"Slaughter" is a gripping give and take wherein color and contrast blur like the line between gang and government. Cass volleys first as Preminger moans high above him, each racing to a destination only they know but willfully welcome all to share. The just under two minute tsunami "Me You Sad" seeks the same high ground but veers more towards a childlike play as Preminger's blue clarinet weaves between Cass's pop-art lines. Fresh and frenzied, "Chron" comes at you hit and run, its dizzying minute and half spinning you 'round to where you started, maybe.
Recognized as a Downbeat Rising Star in 2017, Preminger, who has woven his spell alongside Dave Holland, Joe Lovano, Roscoe Mitchell, Cecil McBee and others, employs a wily and elusive tone-for the-moment that gives the reflective and considerate "Iris" the jumpy swing of "Tradr Hoez," and the darkly meditative "Drone" their particular voice and focus. Cass, no slouch in the CV department (Matt Mitchell, Tyshawn Sorey, Rudresh Mahanthappa) works in kinetic bursts and observations as if every single performance was its own solo telling its own origin story. Magnetic listening. Digital release only.

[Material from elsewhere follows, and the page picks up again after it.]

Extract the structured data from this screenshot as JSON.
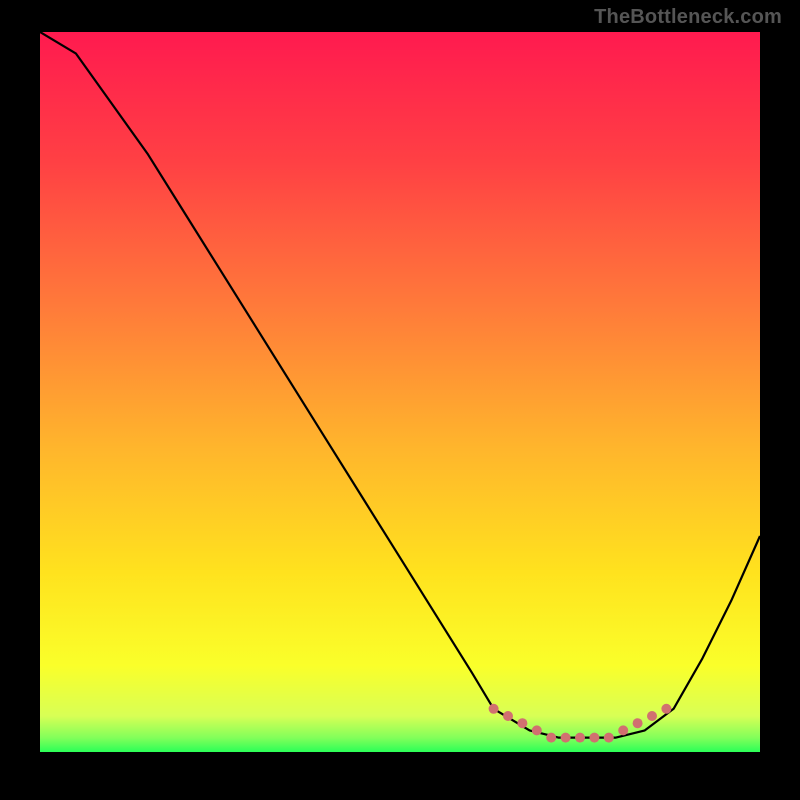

Slaughter; Me You Sad; Chron; Iris; Tradr Hoez; Drone; Slow Ridah; Ricky; Roobz; Huck It.